▶ _Assignment_
The number of lines below that contain the word "Street" is all that the answer should hold.

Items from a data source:

--------

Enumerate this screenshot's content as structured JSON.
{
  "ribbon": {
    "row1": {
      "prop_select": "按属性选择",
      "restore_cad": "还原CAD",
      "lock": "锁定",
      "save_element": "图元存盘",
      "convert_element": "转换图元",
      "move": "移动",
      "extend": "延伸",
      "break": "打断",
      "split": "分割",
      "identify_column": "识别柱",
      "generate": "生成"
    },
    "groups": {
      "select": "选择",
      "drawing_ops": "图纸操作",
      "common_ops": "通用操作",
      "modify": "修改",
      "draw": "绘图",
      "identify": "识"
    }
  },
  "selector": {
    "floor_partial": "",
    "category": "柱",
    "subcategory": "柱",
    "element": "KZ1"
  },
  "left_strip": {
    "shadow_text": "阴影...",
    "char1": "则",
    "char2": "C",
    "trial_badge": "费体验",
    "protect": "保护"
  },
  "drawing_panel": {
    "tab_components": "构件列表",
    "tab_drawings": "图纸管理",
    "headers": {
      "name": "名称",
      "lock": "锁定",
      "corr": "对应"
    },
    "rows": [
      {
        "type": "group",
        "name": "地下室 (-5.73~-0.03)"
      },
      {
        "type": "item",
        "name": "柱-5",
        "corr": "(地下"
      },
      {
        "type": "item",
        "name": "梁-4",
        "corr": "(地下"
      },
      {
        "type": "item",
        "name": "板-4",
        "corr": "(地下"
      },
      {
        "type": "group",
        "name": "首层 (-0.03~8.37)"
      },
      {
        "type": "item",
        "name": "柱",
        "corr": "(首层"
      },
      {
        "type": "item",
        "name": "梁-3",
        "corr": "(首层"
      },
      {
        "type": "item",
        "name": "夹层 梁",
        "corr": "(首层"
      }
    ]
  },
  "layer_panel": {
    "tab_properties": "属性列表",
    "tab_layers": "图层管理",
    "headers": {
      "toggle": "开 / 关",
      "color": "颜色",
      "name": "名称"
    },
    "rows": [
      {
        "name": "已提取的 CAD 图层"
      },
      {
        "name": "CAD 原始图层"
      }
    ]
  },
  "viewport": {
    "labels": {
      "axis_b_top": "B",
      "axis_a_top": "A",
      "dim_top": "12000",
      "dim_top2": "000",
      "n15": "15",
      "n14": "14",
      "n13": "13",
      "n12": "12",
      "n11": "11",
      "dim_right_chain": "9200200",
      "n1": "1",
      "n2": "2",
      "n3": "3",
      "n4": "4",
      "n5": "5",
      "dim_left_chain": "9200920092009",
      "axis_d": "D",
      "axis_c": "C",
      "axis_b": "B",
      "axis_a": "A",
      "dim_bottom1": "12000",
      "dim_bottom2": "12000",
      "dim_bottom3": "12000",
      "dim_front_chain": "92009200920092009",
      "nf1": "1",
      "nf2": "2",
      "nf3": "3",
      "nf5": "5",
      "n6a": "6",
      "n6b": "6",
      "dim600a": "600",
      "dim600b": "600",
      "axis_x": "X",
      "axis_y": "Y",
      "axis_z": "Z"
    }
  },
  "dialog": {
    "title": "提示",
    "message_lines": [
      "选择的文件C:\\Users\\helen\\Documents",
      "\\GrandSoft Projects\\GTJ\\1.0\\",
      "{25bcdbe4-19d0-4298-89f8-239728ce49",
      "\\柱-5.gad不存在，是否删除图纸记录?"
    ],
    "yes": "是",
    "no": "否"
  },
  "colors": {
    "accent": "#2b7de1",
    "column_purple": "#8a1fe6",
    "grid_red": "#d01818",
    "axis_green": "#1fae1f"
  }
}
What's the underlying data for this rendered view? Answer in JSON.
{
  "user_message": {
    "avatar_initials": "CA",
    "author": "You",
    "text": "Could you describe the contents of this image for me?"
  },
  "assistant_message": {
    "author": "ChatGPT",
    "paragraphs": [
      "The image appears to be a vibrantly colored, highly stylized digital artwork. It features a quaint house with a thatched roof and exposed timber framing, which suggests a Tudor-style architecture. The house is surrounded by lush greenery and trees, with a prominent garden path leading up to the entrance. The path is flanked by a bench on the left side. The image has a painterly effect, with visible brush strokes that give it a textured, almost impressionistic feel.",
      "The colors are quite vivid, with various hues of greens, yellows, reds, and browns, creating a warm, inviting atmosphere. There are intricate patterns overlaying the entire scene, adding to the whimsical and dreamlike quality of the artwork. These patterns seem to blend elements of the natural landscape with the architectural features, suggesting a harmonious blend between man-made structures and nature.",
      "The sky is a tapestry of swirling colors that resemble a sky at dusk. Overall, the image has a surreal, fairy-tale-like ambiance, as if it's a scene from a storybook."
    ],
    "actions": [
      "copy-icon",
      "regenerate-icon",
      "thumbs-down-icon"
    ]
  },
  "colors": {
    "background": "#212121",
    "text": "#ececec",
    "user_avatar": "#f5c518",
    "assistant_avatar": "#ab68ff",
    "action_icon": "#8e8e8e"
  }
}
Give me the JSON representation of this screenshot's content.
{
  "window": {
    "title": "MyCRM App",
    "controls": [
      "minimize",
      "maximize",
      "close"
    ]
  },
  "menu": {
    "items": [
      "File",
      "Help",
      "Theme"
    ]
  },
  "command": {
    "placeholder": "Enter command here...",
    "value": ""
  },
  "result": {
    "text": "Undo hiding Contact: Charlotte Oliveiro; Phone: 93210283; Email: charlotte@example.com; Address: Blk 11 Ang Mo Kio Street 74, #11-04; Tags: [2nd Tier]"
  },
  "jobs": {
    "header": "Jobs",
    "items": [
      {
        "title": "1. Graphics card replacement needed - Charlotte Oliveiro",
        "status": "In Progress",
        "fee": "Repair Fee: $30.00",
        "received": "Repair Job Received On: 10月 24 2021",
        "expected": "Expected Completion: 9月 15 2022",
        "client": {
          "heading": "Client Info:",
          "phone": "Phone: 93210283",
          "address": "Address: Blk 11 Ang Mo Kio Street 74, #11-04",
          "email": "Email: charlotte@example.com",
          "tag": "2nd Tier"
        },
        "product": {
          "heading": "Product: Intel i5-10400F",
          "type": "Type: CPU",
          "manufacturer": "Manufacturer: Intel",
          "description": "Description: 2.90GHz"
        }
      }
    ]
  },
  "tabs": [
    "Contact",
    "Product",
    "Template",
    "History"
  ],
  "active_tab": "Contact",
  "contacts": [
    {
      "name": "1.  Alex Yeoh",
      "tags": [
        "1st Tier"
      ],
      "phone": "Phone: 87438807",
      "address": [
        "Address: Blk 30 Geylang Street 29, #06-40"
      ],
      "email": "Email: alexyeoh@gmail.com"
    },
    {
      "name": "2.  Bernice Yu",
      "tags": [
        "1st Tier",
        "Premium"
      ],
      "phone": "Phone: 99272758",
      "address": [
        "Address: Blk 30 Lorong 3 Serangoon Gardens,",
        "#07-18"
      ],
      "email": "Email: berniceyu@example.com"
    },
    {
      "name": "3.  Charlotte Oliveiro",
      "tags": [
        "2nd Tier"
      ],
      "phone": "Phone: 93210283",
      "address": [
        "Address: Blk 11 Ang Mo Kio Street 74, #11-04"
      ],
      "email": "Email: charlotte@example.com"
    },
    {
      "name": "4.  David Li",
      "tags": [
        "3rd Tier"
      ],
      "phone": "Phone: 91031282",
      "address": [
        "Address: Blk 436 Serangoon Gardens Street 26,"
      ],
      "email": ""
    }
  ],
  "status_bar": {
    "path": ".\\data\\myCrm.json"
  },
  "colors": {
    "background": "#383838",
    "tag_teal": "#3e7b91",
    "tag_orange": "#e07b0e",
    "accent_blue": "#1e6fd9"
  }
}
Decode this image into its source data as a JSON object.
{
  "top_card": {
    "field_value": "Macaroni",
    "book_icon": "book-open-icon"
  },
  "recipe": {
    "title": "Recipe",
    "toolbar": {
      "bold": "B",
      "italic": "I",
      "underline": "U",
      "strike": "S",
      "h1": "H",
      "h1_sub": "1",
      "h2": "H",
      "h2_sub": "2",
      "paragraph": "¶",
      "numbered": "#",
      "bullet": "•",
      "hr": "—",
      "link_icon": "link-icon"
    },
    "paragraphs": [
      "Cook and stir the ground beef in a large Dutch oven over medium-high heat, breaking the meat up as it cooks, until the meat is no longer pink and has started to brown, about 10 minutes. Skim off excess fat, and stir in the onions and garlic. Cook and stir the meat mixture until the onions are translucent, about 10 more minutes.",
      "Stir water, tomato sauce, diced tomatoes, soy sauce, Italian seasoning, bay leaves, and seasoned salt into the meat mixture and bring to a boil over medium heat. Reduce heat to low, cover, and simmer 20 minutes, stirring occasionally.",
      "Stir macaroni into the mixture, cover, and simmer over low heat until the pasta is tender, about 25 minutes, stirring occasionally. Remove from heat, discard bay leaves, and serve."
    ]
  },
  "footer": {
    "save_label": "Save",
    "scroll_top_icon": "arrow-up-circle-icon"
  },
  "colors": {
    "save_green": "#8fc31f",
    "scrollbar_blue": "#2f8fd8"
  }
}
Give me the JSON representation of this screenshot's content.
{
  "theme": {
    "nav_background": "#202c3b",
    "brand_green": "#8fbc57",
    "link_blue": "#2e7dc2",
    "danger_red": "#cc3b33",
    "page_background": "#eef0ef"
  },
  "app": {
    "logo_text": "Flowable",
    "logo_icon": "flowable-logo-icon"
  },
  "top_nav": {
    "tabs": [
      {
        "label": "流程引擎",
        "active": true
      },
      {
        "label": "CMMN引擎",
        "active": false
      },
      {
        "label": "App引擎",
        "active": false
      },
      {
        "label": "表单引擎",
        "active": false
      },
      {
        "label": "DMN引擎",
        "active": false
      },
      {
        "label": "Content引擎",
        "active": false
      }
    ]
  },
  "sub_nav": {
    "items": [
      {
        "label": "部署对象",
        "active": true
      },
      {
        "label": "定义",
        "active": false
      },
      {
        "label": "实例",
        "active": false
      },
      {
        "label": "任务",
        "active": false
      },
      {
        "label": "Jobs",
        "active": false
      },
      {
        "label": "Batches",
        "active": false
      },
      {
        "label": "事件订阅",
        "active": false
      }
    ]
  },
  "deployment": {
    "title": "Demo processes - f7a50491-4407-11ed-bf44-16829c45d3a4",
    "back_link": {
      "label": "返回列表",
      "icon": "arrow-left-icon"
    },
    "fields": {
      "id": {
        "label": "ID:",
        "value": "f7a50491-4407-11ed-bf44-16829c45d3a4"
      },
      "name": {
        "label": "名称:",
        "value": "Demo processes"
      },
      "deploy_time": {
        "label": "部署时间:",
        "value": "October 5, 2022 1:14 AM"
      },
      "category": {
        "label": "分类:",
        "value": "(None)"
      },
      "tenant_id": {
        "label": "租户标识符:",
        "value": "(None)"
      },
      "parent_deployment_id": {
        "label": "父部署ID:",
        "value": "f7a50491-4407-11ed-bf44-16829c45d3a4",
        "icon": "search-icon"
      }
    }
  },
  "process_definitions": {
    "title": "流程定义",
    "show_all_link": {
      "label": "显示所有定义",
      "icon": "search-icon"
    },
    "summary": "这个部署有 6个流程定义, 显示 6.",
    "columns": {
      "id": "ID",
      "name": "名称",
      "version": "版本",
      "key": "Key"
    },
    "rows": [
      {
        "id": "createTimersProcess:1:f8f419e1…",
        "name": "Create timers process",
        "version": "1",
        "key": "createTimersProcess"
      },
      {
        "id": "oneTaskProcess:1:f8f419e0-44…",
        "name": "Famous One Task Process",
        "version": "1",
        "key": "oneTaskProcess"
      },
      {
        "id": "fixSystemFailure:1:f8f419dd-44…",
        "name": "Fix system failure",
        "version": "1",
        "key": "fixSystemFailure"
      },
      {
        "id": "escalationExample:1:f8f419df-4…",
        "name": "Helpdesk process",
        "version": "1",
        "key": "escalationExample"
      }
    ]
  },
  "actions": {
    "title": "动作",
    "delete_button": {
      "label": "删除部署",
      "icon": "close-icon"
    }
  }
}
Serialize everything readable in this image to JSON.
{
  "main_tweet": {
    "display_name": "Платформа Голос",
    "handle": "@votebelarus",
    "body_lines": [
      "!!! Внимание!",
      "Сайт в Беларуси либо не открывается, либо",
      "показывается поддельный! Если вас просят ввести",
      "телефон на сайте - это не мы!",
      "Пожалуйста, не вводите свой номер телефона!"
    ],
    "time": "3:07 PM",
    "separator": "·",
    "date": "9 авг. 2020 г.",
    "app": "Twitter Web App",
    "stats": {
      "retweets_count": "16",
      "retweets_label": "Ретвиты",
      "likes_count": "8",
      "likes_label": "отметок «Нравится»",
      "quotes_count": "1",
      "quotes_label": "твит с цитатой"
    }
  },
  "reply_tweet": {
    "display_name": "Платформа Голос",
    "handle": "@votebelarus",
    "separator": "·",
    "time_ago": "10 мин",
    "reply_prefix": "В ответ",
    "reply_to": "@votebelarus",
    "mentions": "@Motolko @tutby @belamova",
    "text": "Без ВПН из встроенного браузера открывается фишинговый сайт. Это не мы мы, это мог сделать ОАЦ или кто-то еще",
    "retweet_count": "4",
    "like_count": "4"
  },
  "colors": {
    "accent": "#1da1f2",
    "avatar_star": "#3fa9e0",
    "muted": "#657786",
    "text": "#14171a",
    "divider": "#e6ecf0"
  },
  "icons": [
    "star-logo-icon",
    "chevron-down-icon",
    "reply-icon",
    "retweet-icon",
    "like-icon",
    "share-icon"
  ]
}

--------

▶ _Result of this task_
5